TinyURL is a popular URL shortening service which is frequently used to reduce the length of a URL to something more manageable. Security firm Trend Micro has warned that TinyURL phishing, first reported in February, is becoming more popular
and spreading across different languages.
An example of tinyURL use would be perhaps a Mapquest link to the San Francisco Botanical Garden in Golden Gate Park, which can be shortened to http://tinyurl.com/aaqgln
instead of http://www.mapquest.com/maps?address=1199+9th+Avenue+San+Francisco%2C+Ca+94122
In a phishing scenario, this makes it difficult to mouse over a link to see exactly where it's going. It's also being used in instant messages
from your "friends" as well as email.
We've discussed how to avoid
phishing schemes before, and much of avoidance relies on recognizing the domain name in the URL as being invalid. Of course, I doubt you would go to E-Trade's site through a TinyURL, but perhaps not.
Naturally, Trend Micro's products purportedly protect against much of this (probably by scanning the TinyURL and expanding it. But if you use something else for security, you can also try the following:
- URL lengthening tools such as this Firefox extension. Once again, Chrome is super-fast, but unless I can get all the Firefox extensions I love on Chrome, I'm staying put.

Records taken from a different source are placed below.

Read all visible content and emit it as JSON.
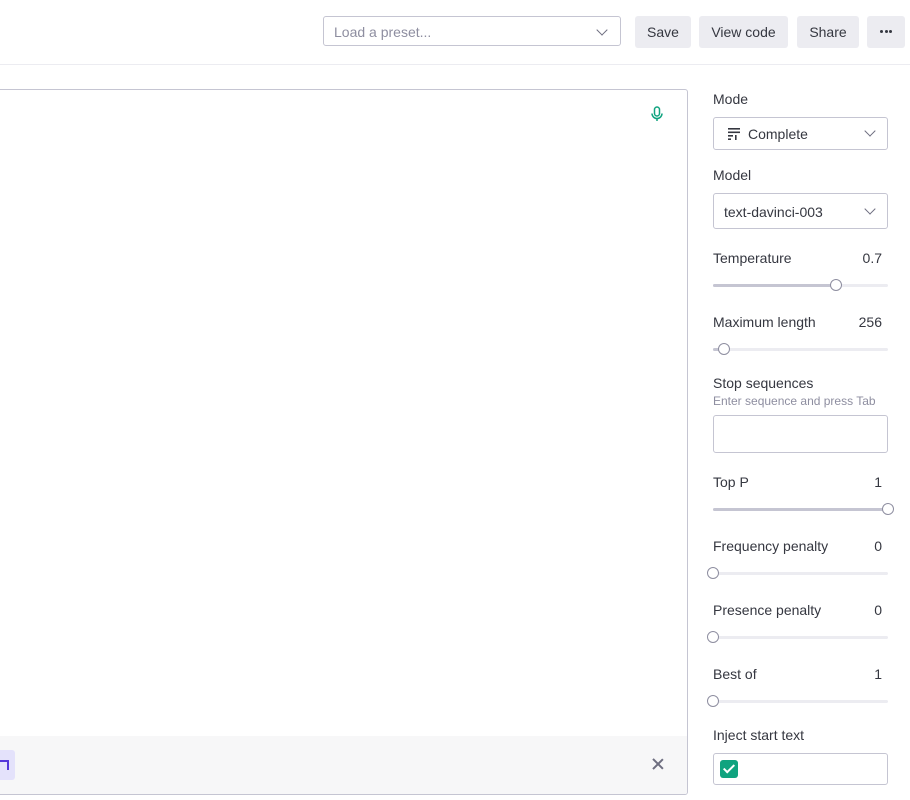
{
  "header": {
    "preset_placeholder": "Load a preset...",
    "save_label": "Save",
    "view_code_label": "View code",
    "share_label": "Share"
  },
  "icons": {
    "more": "ellipsis-icon",
    "mic": "microphone-icon",
    "close": "close-icon",
    "mode": "lines-icon",
    "external": "external-link-icon"
  },
  "colors": {
    "accent": "#10a37f",
    "ext_accent": "#5436da"
  },
  "settings": {
    "mode_label": "Mode",
    "mode_value": "Complete",
    "model_label": "Model",
    "model_value": "text-davinci-003",
    "temperature": {
      "label": "Temperature",
      "value": "0.7",
      "fraction": 0.7
    },
    "max_length": {
      "label": "Maximum length",
      "value": "256",
      "fraction": 0.062
    },
    "stop_sequences": {
      "label": "Stop sequences",
      "hint": "Enter sequence and press Tab"
    },
    "top_p": {
      "label": "Top P",
      "value": "1",
      "fraction": 1.0
    },
    "frequency_penalty": {
      "label": "Frequency penalty",
      "value": "0",
      "fraction": 0.0
    },
    "presence_penalty": {
      "label": "Presence penalty",
      "value": "0",
      "fraction": 0.0
    },
    "best_of": {
      "label": "Best of",
      "value": "1",
      "fraction": 0.0
    },
    "inject_start_text": {
      "label": "Inject start text",
      "checked": true
    }
  }
}
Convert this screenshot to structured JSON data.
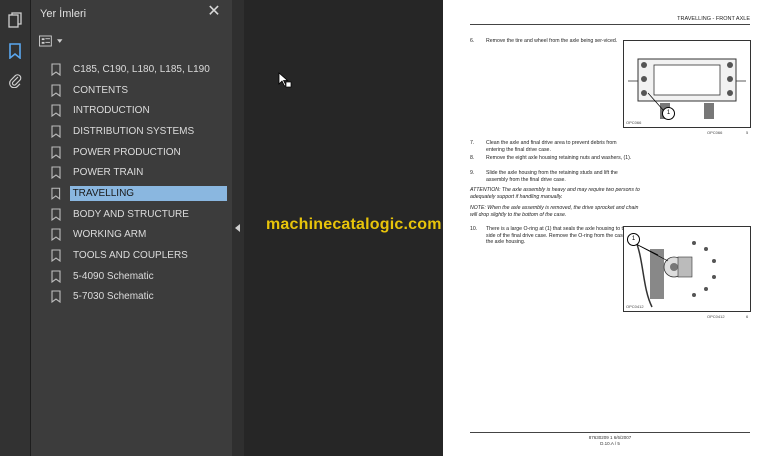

- Finally, you can turn TinyURL preview on permanently in your browser. Go to http://tinyurl.com/preview.php, and click on the link that says "Click here to enable previews." You can similarly disable it later by going to the same page. You will have to do this for each browser you use if you use multiple browsers.